- **Problem requirements**:
Retype each line below precisely and omit all images.

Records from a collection
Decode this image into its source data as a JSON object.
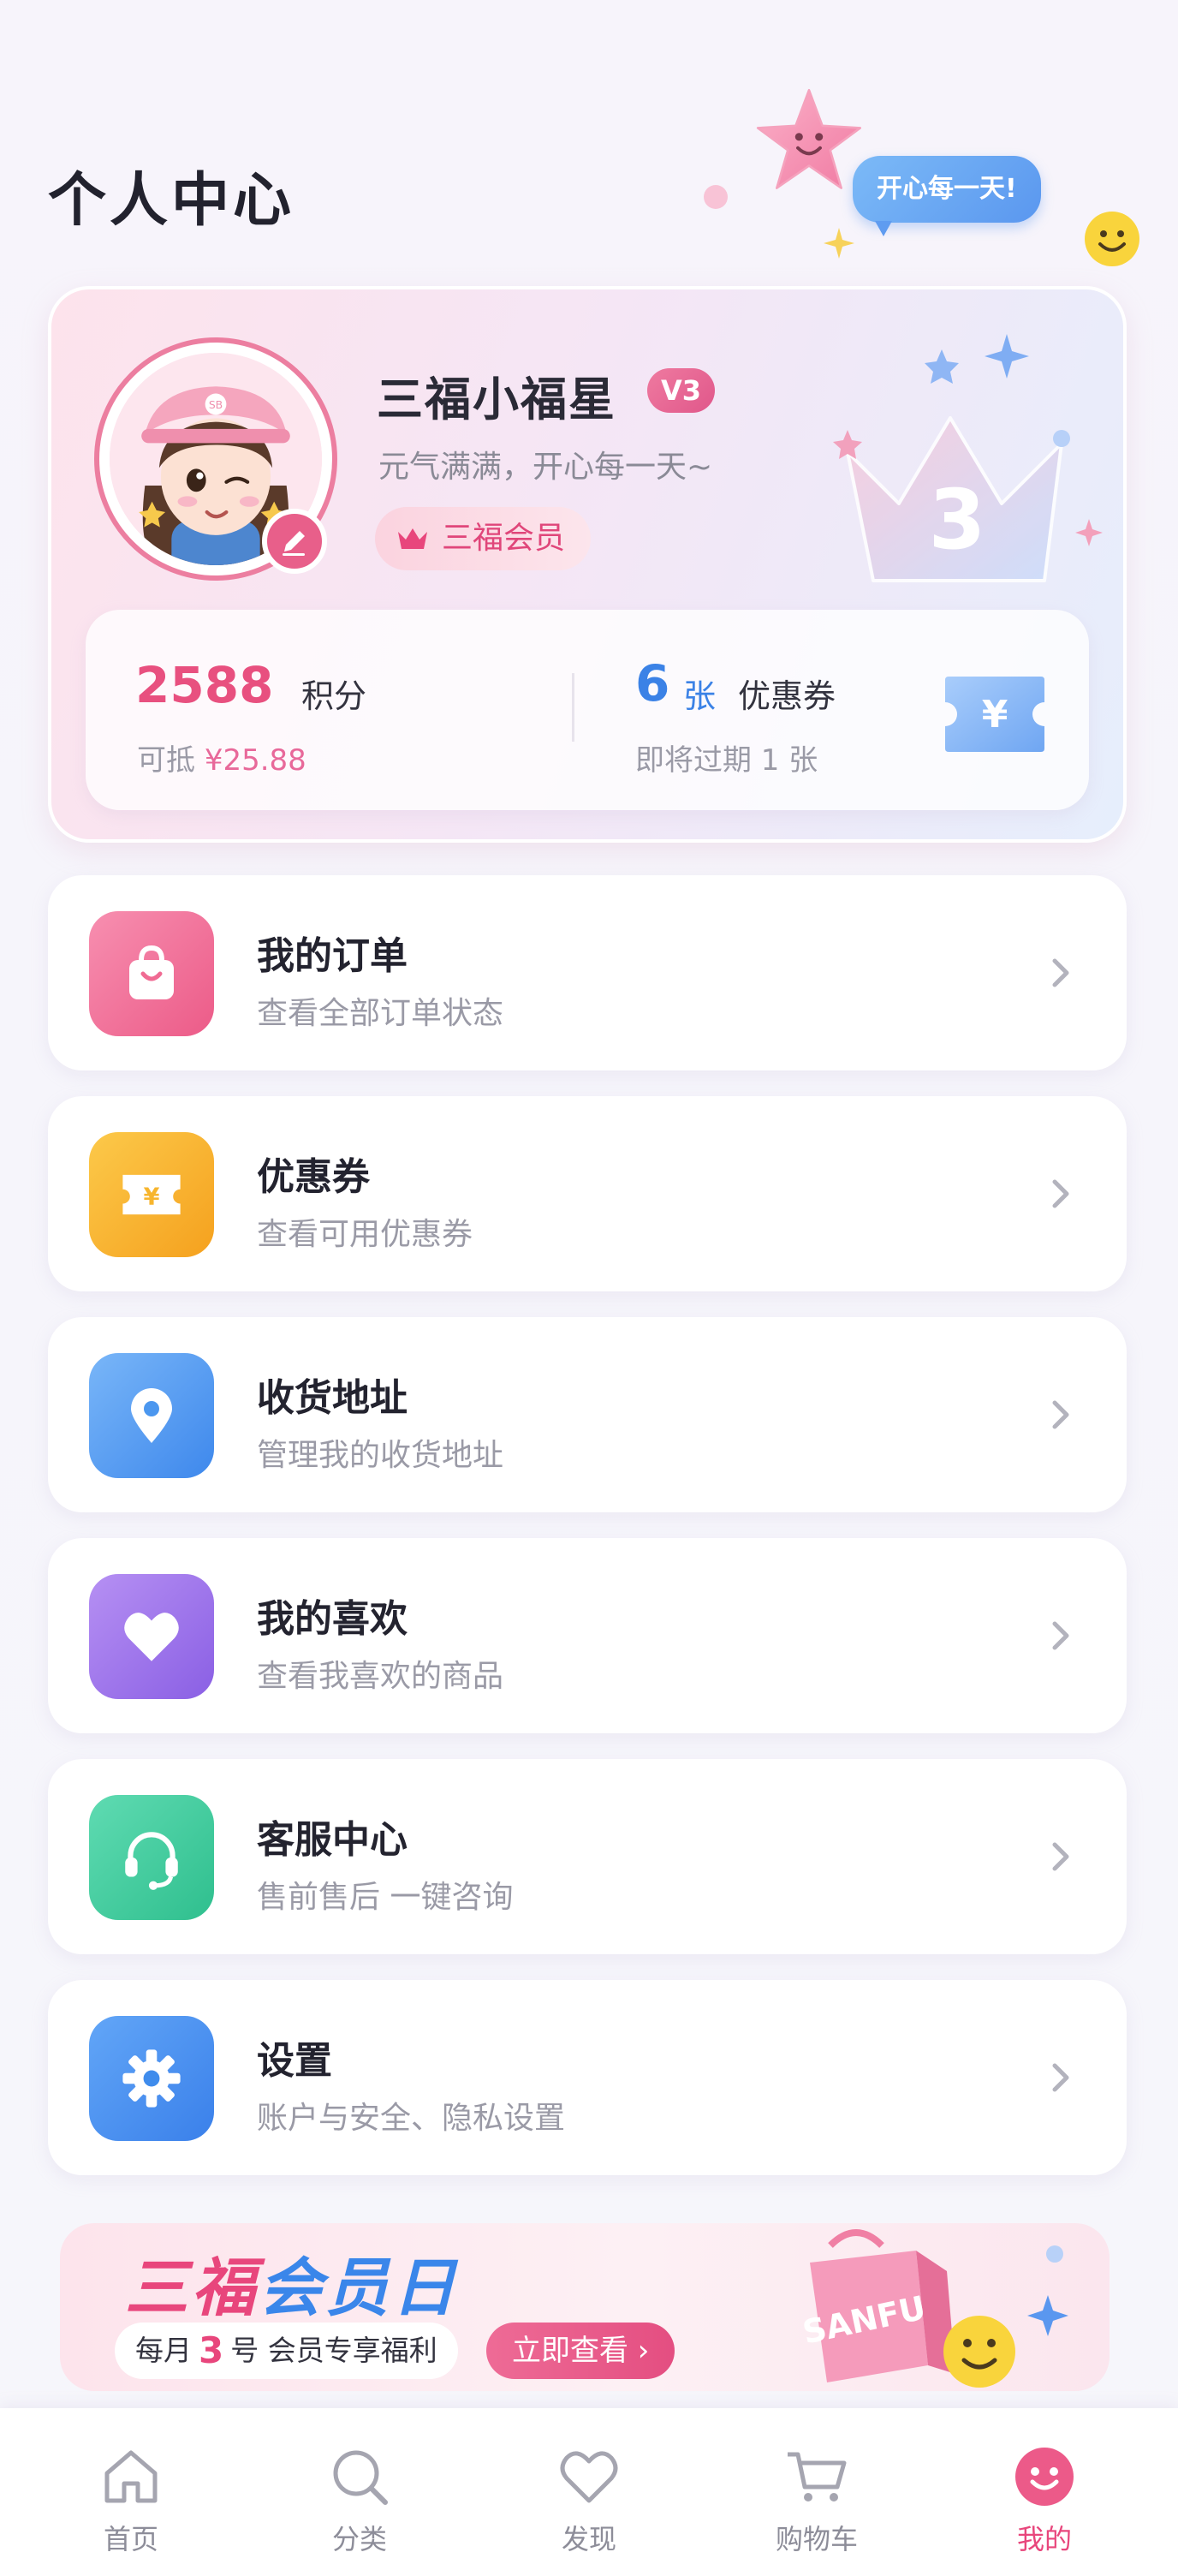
{
  "header": {
    "title": "个人中心",
    "bubble_text": "开心每一天!"
  },
  "profile": {
    "name": "三福小福星",
    "level": "V3",
    "motto": "元气满满，开心每一天~",
    "member_label": "三福会员",
    "crown_number": "3",
    "avatar_cap_text": "SB"
  },
  "stats": {
    "points_value": "2588",
    "points_label": "积分",
    "points_deduct_prefix": "可抵",
    "points_deduct_amount": "¥25.88",
    "coupon_count": "6",
    "coupon_unit": "张",
    "coupon_label": "优惠券",
    "coupon_expiring": "即将过期 1 张",
    "ticket_symbol": "¥"
  },
  "menu": [
    {
      "title": "我的订单",
      "subtitle": "查看全部订单状态",
      "icon": "shopping-bag-icon",
      "color": "#f06b93"
    },
    {
      "title": "优惠券",
      "subtitle": "查看可用优惠券",
      "icon": "coupon-icon",
      "color": "#f7b52d"
    },
    {
      "title": "收货地址",
      "subtitle": "管理我的收货地址",
      "icon": "location-pin-icon",
      "color": "#4b97ef"
    },
    {
      "title": "我的喜欢",
      "subtitle": "查看我喜欢的商品",
      "icon": "heart-icon",
      "color": "#9b6ee8"
    },
    {
      "title": "客服中心",
      "subtitle": "售前售后 一键咨询",
      "icon": "headset-icon",
      "color": "#37c99a"
    },
    {
      "title": "设置",
      "subtitle": "账户与安全、隐私设置",
      "icon": "gear-icon",
      "color": "#3f8cec"
    }
  ],
  "banner": {
    "title_part1": "三福",
    "title_part2": "会员日",
    "sub_prefix": "每月",
    "sub_day": "3",
    "sub_suffix": "号 会员专享福利",
    "cta": "立即查看 ›",
    "bag_text": "SANFU"
  },
  "tabbar": [
    {
      "label": "首页",
      "icon": "home-icon",
      "active": false
    },
    {
      "label": "分类",
      "icon": "search-icon",
      "active": false
    },
    {
      "label": "发现",
      "icon": "heart-outline-icon",
      "active": false
    },
    {
      "label": "购物车",
      "icon": "cart-icon",
      "active": false
    },
    {
      "label": "我的",
      "icon": "smiley-icon",
      "active": true
    }
  ],
  "colors": {
    "accent_pink": "#e8467c",
    "accent_blue": "#3a86ea"
  }
}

- **Answer section**:
Decode this image into its source data as a JSON object.
{
  "header": {
    "title": "个人中心",
    "bubble_text": "开心每一天!"
  },
  "profile": {
    "name": "三福小福星",
    "level": "V3",
    "motto": "元气满满，开心每一天~",
    "member_label": "三福会员",
    "crown_number": "3",
    "avatar_cap_text": "SB"
  },
  "stats": {
    "points_value": "2588",
    "points_label": "积分",
    "points_deduct_prefix": "可抵",
    "points_deduct_amount": "¥25.88",
    "coupon_count": "6",
    "coupon_unit": "张",
    "coupon_label": "优惠券",
    "coupon_expiring": "即将过期 1 张",
    "ticket_symbol": "¥"
  },
  "menu": [
    {
      "title": "我的订单",
      "subtitle": "查看全部订单状态",
      "icon": "shopping-bag-icon",
      "color": "#f06b93"
    },
    {
      "title": "优惠券",
      "subtitle": "查看可用优惠券",
      "icon": "coupon-icon",
      "color": "#f7b52d"
    },
    {
      "title": "收货地址",
      "subtitle": "管理我的收货地址",
      "icon": "location-pin-icon",
      "color": "#4b97ef"
    },
    {
      "title": "我的喜欢",
      "subtitle": "查看我喜欢的商品",
      "icon": "heart-icon",
      "color": "#9b6ee8"
    },
    {
      "title": "客服中心",
      "subtitle": "售前售后 一键咨询",
      "icon": "headset-icon",
      "color": "#37c99a"
    },
    {
      "title": "设置",
      "subtitle": "账户与安全、隐私设置",
      "icon": "gear-icon",
      "color": "#3f8cec"
    }
  ],
  "banner": {
    "title_part1": "三福",
    "title_part2": "会员日",
    "sub_prefix": "每月",
    "sub_day": "3",
    "sub_suffix": "号 会员专享福利",
    "cta": "立即查看 ›",
    "bag_text": "SANFU"
  },
  "tabbar": [
    {
      "label": "首页",
      "icon": "home-icon",
      "active": false
    },
    {
      "label": "分类",
      "icon": "search-icon",
      "active": false
    },
    {
      "label": "发现",
      "icon": "heart-outline-icon",
      "active": false
    },
    {
      "label": "购物车",
      "icon": "cart-icon",
      "active": false
    },
    {
      "label": "我的",
      "icon": "smiley-icon",
      "active": true
    }
  ],
  "colors": {
    "accent_pink": "#e8467c",
    "accent_blue": "#3a86ea"
  }
}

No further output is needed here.